WHAT THIS TASK INVOLVES: Bring together copies of the lines in the data below that contain the word "duration".

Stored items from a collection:
___

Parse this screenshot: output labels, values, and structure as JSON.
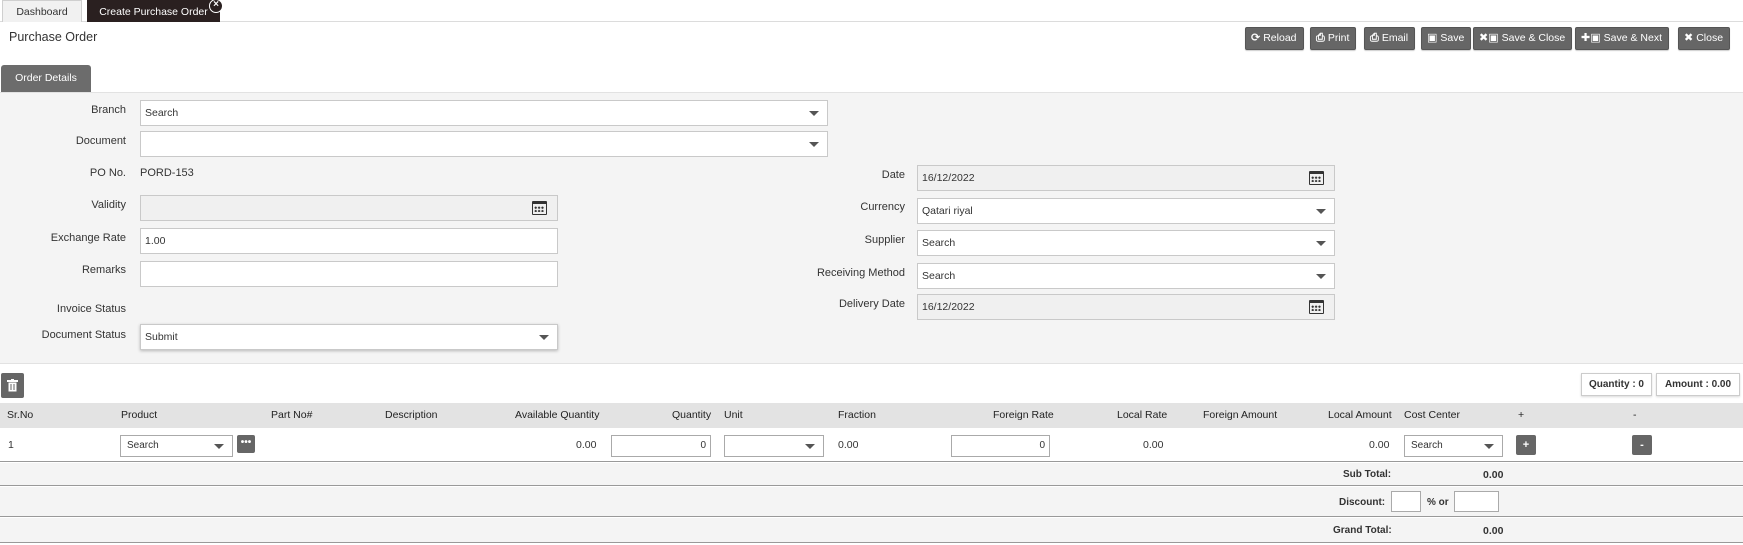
{
  "tabs": [
    {
      "label": "Dashboard"
    },
    {
      "label": "Create Purchase Order"
    }
  ],
  "page_title": "Purchase Order",
  "toolbar": {
    "reload": "Reload",
    "print": "Print",
    "email": "Email",
    "save": "Save",
    "save_close": "Save & Close",
    "save_next": "Save & Next",
    "close": "Close"
  },
  "section_tab": "Order Details",
  "form": {
    "branch": {
      "label": "Branch",
      "value": "Search"
    },
    "document": {
      "label": "Document",
      "value": ""
    },
    "po_no": {
      "label": "PO No.",
      "value": "PORD-153"
    },
    "validity": {
      "label": "Validity",
      "value": ""
    },
    "exchange_rate": {
      "label": "Exchange Rate",
      "value": "1.00"
    },
    "remarks": {
      "label": "Remarks",
      "value": ""
    },
    "invoice_status": {
      "label": "Invoice Status",
      "value": ""
    },
    "document_status": {
      "label": "Document Status",
      "value": "Submit"
    },
    "date": {
      "label": "Date",
      "value": "16/12/2022"
    },
    "currency": {
      "label": "Currency",
      "value": "Qatari riyal"
    },
    "supplier": {
      "label": "Supplier",
      "value": "Search"
    },
    "receiving_method": {
      "label": "Receiving Method",
      "value": "Search"
    },
    "delivery_date": {
      "label": "Delivery Date",
      "value": "16/12/2022"
    }
  },
  "summary": {
    "quantity": "Quantity : 0",
    "amount": "Amount : 0.00"
  },
  "grid": {
    "headers": [
      "Sr.No",
      "Product",
      "Part No#",
      "Description",
      "Available Quantity",
      "Quantity",
      "Unit",
      "Fraction",
      "Foreign Rate",
      "Local Rate",
      "Foreign Amount",
      "Local Amount",
      "Cost Center",
      "+",
      "-"
    ],
    "rows": [
      {
        "sr_no": "1",
        "product": "Search",
        "available_quantity": "0.00",
        "quantity": "0",
        "unit": "",
        "fraction": "0.00",
        "foreign_rate": "0",
        "local_rate": "0.00",
        "local_amount": "0.00",
        "cost_center": "Search",
        "add": "+",
        "remove": "-"
      }
    ]
  },
  "totals": {
    "sub_total_label": "Sub Total:",
    "sub_total": "0.00",
    "discount_label": "Discount:",
    "discount_or": "% or",
    "grand_total_label": "Grand Total:",
    "grand_total": "0.00"
  },
  "icons": {
    "close_tab": "close-circle-icon",
    "reload": "refresh-icon",
    "print": "printer-icon",
    "email": "printer-icon",
    "save": "floppy-icon",
    "save_close": "x-floppy-icon",
    "save_next": "plus-floppy-icon",
    "close": "x-icon",
    "calendar": "calendar-icon",
    "trash": "trash-icon",
    "more": "ellipsis-icon"
  }
}
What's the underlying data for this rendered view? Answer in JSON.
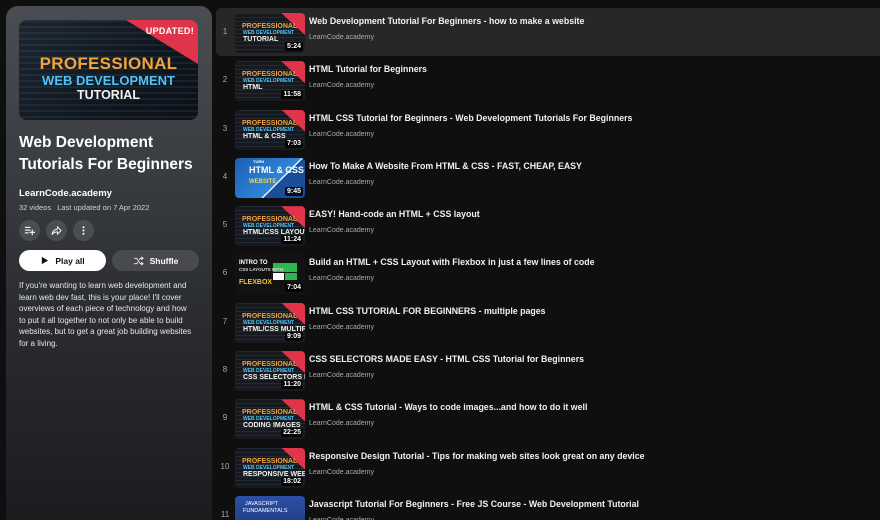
{
  "playlist": {
    "cover": {
      "badge": "UPDATED!",
      "line1": "PROFESSIONAL",
      "line2": "WEB DEVELOPMENT",
      "line3": "TUTORIAL"
    },
    "title": "Web Development Tutorials For Beginners",
    "channel": "LearnCode.academy",
    "video_count": "32 videos",
    "last_updated": "Last updated on 7 Apr 2022",
    "actions": {
      "save_icon": "playlist-add-icon",
      "share_icon": "share-icon",
      "more_icon": "more-vert-icon"
    },
    "play_all_label": "Play all",
    "shuffle_label": "Shuffle",
    "description": "If you're wanting to learn web development and learn web dev fast, this is your place!  I'll cover overviews of each piece of technology and how to put it all together to not only be able to build websites, but to get a great job building websites for a living."
  },
  "videos": [
    {
      "index": "1",
      "title": "Web Development Tutorial For Beginners - how to make a website",
      "channel": "LearnCode.academy",
      "duration": "5:24",
      "thumb": {
        "style": "pro",
        "l1": "PROFESSIONAL",
        "l2": "WEB DEVELOPMENT",
        "l3": "TUTORIAL"
      }
    },
    {
      "index": "2",
      "title": "HTML Tutorial for Beginners",
      "channel": "LearnCode.academy",
      "duration": "11:58",
      "thumb": {
        "style": "pro",
        "l1": "PROFESSIONAL",
        "l2": "WEB DEVELOPMENT",
        "l3": "HTML"
      }
    },
    {
      "index": "3",
      "title": "HTML CSS Tutorial for Beginners - Web Development Tutorials For Beginners",
      "channel": "LearnCode.academy",
      "duration": "7:03",
      "thumb": {
        "style": "pro",
        "l1": "PROFESSIONAL",
        "l2": "WEB DEVELOPMENT",
        "l3": "HTML & CSS"
      }
    },
    {
      "index": "4",
      "title": "How To Make A Website From HTML & CSS - FAST, CHEAP, EASY",
      "channel": "LearnCode.academy",
      "duration": "9:45",
      "thumb": {
        "style": "blue",
        "l1": "HTML & CSS",
        "l2": "TURN",
        "l3": "WEBSITE"
      }
    },
    {
      "index": "5",
      "title": "EASY! Hand-code an HTML + CSS layout",
      "channel": "LearnCode.academy",
      "duration": "11:24",
      "thumb": {
        "style": "pro",
        "l1": "PROFESSIONAL",
        "l2": "WEB DEVELOPMENT",
        "l3": "HTML/CSS LAYOUT"
      }
    },
    {
      "index": "6",
      "title": "Build an HTML + CSS Layout with Flexbox in just a few lines of code",
      "channel": "LearnCode.academy",
      "duration": "7:04",
      "thumb": {
        "style": "flex",
        "l1": "INTRO TO",
        "l2": "CSS LAYOUTS WITH",
        "l3": "FLEXBOX"
      }
    },
    {
      "index": "7",
      "title": "HTML CSS TUTORIAL FOR BEGINNERS - multiple pages",
      "channel": "LearnCode.academy",
      "duration": "9:09",
      "thumb": {
        "style": "pro",
        "l1": "PROFESSIONAL",
        "l2": "WEB DEVELOPMENT",
        "l3": "HTML/CSS MULTIPLE PAGES"
      }
    },
    {
      "index": "8",
      "title": "CSS SELECTORS MADE EASY - HTML CSS Tutorial for Beginners",
      "channel": "LearnCode.academy",
      "duration": "11:20",
      "thumb": {
        "style": "pro",
        "l1": "PROFESSIONAL",
        "l2": "WEB DEVELOPMENT",
        "l3": "CSS SELECTORS MADE EASY"
      }
    },
    {
      "index": "9",
      "title": "HTML & CSS Tutorial - Ways to code images...and how to do it well",
      "channel": "LearnCode.academy",
      "duration": "22:25",
      "thumb": {
        "style": "pro",
        "l1": "PROFESSIONAL",
        "l2": "WEB DEVELOPMENT",
        "l3": "CODING IMAGES"
      }
    },
    {
      "index": "10",
      "title": "Responsive Design Tutorial - Tips for making web sites look great on any device",
      "channel": "LearnCode.academy",
      "duration": "18:02",
      "thumb": {
        "style": "pro",
        "l1": "PROFESSIONAL",
        "l2": "WEB DEVELOPMENT",
        "l3": "RESPONSIVE WEB DESIGN"
      }
    },
    {
      "index": "11",
      "title": "Javascript Tutorial For Beginners - Free JS Course - Web Development Tutorial",
      "channel": "LearnCode.academy",
      "duration": "",
      "thumb": {
        "style": "js",
        "l1": "JAVASCRIPT",
        "l2": "FUNDAMENTALS",
        "l3": ""
      }
    }
  ],
  "active_index": 0,
  "colors": {
    "accent_red": "#e0344a",
    "orange": "#f2a33a",
    "blue": "#4fc3f7",
    "bg": "#0f0f0f"
  }
}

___

ANSWER AREA:
      "duration": "5:24",
      "duration": "11:58",
      "duration": "7:03",
      "duration": "9:45",
      "duration": "11:24",
      "duration": "7:04",
      "duration": "9:09",
      "duration": "11:20",
      "duration": "22:25",
      "duration": "18:02",
      "duration": "",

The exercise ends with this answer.